The fact is, the Catholic Church's relationship with Native peoples has both fed and mirrored that of the US government. Just as Serra's missions perpetuated the enslavement, torture, rape and murder of Native people, so too, has the power structure of this society.
And now, the issue is forced birth and access to reproductive health care. Both conservatives within this government and a pope celebrated by a liberal fandom the world over are demanding that those who can bear children - including those whose ability to do so has already been historically twisted, controlled and stolen - submit to the will of a hierarchy of white men who would decide what happens to our bodies.
This is colonial violence. It is domination. It is the suppression of our liberation. And it cannot be permitted.
If Native people who are able to bear children embrace faiths or ideologies that steer them away from abortion, that is their right - a right that should be protected by any means necessary. But the same is true for all aspects of reproductive choice. We must reclaim our bodies from the state. We must defend ourselves against the further infliction of colonial violence.
We must not allow any aspect of our humanity to be the province of this government.
Every Native life is a victory against colonialism, but so is every act that affirms our self-determination. We are freedom fighters, born in resistance, and this government continues to make battlefields of our bodies. We must repel their invasion. We must do this because the survival of our people is not enough. We must have the freedom to choose how we live and what we bring into this world.
As a Native woman, my liberation demands that the Hyde Amendment be abolished, and that efforts to defund Planned Parenthood be thwarted. Native people must be free to decide the course of our own destinies because our freedom will never be realized as long as the state-sanctioned control of our bodies is allowed to continue.

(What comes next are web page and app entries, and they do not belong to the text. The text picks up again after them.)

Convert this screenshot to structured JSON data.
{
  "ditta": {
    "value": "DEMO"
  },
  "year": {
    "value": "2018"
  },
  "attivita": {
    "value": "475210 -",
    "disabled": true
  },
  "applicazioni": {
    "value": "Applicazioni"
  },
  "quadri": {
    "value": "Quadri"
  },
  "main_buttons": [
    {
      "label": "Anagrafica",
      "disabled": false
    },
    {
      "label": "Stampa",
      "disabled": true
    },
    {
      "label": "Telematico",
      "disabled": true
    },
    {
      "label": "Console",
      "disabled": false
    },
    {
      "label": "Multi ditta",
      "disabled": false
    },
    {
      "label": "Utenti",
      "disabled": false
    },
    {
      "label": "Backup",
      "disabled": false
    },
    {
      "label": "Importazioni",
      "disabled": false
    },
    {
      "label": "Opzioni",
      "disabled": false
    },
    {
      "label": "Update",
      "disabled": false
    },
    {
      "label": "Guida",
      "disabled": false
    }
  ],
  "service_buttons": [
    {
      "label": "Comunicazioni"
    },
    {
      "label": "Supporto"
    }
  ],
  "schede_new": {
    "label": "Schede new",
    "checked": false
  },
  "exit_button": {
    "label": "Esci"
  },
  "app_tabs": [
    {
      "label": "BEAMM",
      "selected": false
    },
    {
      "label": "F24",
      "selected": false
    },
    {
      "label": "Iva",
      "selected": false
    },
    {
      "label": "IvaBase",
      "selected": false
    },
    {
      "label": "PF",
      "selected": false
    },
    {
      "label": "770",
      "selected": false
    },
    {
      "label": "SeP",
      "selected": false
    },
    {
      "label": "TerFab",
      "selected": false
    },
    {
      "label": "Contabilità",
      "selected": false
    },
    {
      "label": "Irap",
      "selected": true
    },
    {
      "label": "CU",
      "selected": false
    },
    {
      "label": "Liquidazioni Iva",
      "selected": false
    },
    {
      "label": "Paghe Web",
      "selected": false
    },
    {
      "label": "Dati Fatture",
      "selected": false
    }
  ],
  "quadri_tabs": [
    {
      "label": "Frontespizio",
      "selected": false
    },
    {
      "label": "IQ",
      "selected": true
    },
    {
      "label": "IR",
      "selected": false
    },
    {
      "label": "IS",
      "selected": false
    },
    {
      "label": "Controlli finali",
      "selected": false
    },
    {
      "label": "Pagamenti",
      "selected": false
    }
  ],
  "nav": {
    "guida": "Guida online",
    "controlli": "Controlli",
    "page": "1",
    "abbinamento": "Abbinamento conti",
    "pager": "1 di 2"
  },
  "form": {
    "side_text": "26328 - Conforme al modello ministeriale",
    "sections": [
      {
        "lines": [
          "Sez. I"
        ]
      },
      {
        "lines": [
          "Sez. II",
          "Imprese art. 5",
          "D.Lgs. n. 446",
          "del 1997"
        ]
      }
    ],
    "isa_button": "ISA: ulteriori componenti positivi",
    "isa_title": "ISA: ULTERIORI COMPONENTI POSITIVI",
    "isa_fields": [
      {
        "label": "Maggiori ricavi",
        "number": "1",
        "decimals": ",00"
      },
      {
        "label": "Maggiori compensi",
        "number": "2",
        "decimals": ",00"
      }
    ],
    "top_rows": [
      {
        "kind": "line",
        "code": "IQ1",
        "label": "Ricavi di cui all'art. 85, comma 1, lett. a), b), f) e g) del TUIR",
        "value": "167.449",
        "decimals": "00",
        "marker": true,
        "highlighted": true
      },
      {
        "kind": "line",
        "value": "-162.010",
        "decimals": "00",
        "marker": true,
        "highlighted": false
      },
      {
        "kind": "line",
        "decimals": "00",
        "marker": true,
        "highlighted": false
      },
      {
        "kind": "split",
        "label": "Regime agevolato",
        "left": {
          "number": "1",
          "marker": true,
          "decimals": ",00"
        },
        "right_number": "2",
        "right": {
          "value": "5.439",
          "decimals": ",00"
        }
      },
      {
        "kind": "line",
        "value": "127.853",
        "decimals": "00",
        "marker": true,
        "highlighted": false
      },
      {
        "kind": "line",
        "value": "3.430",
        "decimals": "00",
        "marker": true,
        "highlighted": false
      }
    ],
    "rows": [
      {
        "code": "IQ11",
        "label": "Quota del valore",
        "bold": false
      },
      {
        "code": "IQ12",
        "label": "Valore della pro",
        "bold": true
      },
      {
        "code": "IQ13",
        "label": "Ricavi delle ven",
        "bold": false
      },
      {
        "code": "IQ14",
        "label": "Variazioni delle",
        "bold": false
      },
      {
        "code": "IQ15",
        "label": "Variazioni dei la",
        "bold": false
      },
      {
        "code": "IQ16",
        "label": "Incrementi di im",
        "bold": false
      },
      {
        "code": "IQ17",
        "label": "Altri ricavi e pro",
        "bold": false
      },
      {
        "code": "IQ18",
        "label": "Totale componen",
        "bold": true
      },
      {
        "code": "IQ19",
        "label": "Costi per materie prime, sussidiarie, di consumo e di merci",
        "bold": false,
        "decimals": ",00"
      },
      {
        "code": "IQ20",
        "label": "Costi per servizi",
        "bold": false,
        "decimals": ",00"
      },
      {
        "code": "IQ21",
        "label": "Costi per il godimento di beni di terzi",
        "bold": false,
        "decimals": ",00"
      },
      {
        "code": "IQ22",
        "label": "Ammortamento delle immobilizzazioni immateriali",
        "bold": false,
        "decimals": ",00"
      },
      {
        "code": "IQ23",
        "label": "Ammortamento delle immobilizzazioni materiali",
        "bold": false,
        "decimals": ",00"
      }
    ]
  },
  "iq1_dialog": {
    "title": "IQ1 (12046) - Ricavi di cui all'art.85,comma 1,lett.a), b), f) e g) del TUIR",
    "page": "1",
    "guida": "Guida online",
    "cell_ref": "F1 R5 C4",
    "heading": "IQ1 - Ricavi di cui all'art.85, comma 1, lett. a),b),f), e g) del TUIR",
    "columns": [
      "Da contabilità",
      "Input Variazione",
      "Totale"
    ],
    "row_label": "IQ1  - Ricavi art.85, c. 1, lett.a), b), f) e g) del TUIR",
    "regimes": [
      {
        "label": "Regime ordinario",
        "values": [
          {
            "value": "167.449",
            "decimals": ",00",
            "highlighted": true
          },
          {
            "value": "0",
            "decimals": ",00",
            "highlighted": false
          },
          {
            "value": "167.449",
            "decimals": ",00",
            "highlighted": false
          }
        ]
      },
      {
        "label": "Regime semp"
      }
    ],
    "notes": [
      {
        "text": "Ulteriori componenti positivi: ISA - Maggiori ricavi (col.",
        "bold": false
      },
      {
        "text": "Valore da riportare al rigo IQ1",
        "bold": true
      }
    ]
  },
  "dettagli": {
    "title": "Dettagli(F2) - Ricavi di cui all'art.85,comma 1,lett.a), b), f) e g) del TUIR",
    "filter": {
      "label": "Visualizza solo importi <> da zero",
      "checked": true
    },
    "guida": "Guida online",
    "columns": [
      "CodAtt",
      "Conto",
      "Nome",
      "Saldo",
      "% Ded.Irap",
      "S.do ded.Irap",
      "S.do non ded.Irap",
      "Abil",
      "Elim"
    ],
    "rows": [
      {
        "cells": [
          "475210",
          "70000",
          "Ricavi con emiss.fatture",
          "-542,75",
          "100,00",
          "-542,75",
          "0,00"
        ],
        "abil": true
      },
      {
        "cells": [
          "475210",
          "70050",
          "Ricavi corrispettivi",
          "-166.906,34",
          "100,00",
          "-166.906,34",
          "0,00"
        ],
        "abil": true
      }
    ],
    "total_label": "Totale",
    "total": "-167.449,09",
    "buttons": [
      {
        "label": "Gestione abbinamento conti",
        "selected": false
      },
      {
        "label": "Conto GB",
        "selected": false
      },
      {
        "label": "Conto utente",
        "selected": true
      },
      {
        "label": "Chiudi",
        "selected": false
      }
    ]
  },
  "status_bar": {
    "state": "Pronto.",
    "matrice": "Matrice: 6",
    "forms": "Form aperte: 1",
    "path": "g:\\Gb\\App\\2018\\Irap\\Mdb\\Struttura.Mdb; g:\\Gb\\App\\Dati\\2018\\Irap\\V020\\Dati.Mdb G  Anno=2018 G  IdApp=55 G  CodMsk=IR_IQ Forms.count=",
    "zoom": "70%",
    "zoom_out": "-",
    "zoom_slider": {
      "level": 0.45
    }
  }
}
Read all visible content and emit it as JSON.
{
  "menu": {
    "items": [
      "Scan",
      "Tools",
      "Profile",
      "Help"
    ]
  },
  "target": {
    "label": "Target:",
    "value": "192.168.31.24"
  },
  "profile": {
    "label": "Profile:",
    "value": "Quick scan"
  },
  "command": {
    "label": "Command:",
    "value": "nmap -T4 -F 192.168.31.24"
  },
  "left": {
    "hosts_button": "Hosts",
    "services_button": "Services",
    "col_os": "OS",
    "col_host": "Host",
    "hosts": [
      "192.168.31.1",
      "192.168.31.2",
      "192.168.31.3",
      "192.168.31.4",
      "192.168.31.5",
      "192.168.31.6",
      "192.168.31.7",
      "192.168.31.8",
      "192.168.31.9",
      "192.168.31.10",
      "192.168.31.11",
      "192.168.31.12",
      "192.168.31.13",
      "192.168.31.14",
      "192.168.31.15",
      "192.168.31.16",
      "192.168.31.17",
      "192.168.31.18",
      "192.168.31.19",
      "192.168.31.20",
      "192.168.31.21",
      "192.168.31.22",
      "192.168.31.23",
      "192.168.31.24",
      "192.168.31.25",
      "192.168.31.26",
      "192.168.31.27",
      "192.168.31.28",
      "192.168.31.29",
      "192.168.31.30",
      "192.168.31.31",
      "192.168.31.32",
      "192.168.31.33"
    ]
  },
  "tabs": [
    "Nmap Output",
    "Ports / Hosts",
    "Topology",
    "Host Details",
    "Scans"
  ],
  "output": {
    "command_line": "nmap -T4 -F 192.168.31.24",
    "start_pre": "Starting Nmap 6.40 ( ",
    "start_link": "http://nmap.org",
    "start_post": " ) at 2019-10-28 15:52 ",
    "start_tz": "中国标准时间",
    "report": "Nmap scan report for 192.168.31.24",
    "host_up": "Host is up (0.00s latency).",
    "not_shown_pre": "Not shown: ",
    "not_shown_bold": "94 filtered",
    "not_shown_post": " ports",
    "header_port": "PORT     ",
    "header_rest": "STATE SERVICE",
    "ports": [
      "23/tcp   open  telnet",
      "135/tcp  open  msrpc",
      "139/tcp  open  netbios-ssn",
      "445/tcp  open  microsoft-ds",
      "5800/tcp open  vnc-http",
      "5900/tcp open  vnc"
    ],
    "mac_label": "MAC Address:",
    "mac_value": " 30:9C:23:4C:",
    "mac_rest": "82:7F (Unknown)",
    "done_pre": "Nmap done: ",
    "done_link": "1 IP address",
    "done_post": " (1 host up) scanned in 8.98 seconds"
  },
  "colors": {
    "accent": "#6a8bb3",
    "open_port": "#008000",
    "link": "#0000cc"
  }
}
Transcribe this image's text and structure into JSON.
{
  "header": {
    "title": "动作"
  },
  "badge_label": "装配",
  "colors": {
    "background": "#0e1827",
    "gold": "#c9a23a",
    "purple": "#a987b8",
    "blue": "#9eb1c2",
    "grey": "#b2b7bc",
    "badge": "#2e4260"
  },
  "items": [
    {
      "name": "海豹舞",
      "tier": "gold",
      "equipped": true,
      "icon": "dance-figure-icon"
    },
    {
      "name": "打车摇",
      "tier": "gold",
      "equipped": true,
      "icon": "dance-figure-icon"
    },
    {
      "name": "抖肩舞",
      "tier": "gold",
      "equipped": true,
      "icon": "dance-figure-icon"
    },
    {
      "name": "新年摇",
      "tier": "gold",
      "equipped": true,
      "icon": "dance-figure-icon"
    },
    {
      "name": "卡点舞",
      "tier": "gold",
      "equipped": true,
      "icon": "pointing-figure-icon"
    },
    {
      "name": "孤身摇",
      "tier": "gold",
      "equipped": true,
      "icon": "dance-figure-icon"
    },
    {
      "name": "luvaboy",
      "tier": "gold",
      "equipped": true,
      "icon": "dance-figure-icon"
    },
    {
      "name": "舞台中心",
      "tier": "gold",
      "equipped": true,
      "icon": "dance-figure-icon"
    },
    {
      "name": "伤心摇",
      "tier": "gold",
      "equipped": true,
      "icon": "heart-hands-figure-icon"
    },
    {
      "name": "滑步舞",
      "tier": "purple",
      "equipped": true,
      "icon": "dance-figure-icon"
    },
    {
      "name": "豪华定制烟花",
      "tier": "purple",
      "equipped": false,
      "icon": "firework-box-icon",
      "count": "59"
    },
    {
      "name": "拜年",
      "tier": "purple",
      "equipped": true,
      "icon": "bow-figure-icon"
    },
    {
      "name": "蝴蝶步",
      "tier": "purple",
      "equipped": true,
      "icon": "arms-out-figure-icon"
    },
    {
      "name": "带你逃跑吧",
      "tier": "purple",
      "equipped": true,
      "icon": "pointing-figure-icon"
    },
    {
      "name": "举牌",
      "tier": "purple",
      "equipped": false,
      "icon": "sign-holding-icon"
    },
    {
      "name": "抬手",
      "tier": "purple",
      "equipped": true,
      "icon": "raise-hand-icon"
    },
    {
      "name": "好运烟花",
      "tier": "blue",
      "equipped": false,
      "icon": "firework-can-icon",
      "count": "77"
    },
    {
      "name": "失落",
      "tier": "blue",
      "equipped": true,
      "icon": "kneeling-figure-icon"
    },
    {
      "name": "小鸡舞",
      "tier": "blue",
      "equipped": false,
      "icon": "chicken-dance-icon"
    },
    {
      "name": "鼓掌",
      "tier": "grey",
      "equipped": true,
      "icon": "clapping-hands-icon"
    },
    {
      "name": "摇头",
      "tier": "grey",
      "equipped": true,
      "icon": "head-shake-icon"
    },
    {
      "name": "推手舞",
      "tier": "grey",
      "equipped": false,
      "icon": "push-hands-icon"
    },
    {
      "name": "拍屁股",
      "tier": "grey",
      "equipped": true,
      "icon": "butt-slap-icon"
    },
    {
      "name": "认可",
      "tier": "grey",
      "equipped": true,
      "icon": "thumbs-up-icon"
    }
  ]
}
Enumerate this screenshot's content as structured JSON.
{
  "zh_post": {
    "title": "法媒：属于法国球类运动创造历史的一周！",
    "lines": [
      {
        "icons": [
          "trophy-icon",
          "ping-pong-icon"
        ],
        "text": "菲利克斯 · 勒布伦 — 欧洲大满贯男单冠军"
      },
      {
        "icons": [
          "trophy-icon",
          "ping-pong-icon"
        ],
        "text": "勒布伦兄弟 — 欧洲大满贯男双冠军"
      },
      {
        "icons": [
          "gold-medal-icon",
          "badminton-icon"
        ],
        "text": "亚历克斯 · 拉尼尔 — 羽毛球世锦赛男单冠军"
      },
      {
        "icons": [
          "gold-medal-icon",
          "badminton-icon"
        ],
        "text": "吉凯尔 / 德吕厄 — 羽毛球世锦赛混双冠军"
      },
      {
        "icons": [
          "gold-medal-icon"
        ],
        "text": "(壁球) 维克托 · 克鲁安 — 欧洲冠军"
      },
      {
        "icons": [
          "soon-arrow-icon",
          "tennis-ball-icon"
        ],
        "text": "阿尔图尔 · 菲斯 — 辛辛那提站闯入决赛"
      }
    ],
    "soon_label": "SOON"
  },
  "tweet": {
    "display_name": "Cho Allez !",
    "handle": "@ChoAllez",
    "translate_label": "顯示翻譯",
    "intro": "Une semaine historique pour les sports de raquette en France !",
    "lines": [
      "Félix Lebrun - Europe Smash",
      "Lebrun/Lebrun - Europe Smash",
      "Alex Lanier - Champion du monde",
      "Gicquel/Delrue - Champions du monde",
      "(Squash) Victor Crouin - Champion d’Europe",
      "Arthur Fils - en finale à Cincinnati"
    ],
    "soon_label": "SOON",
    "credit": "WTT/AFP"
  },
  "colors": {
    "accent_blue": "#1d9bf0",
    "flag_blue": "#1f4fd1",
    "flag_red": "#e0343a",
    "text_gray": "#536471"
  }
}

Sunday, October 04, 2015

Saturday, October 03, 2015

Roger Waters to Jon Bon Jovi: “You stand shoulder to shoulder with the settler who burned the baby”

Letter to the pop group Bon Jovi:
Dear Jon Bon Jovi, David Bryan, and Tico Torres,
Often in the past I have written detailed, and sometimes even persuasive, letters to colleagues in the music business, encouraging them not to give succor to the Israeli government’s apartheid policies by performing in Israel. Having read Jon’s comments last week in Yedioth Ahronoth, I won’t waste my time drawing parallels with Apartheid South Africa and the moral stand that so many artists took then and that thousands are taking now in the face of decades of Israeli oppression of Palestinians.
So the die is cast, you are determined to proceed with your gig in Tel Aviv on October 3. You are making your stand.
You stand shoulder to shoulder
With the settler who burned the baby
With the bulldozer driver who crushed Rachel Corrie
With the sailor who shelled the boys on the beach
With the sniper who killed the kid in the green shirt
And the Minister of Justice who called for genocide 
You had a chance to stand
On the side of justice
With the pilot who refused to bomb refugee camps
With the farmer who was cut down marching to the wall
With the legless child growing up in the rubble
And the 550 others who won’t grow up at all
The dead can’t remind you of the crimes you’ve ignored. But, lest we forget, “To stand by silent and indifferent is the greatest crime of all.”
Roger Waters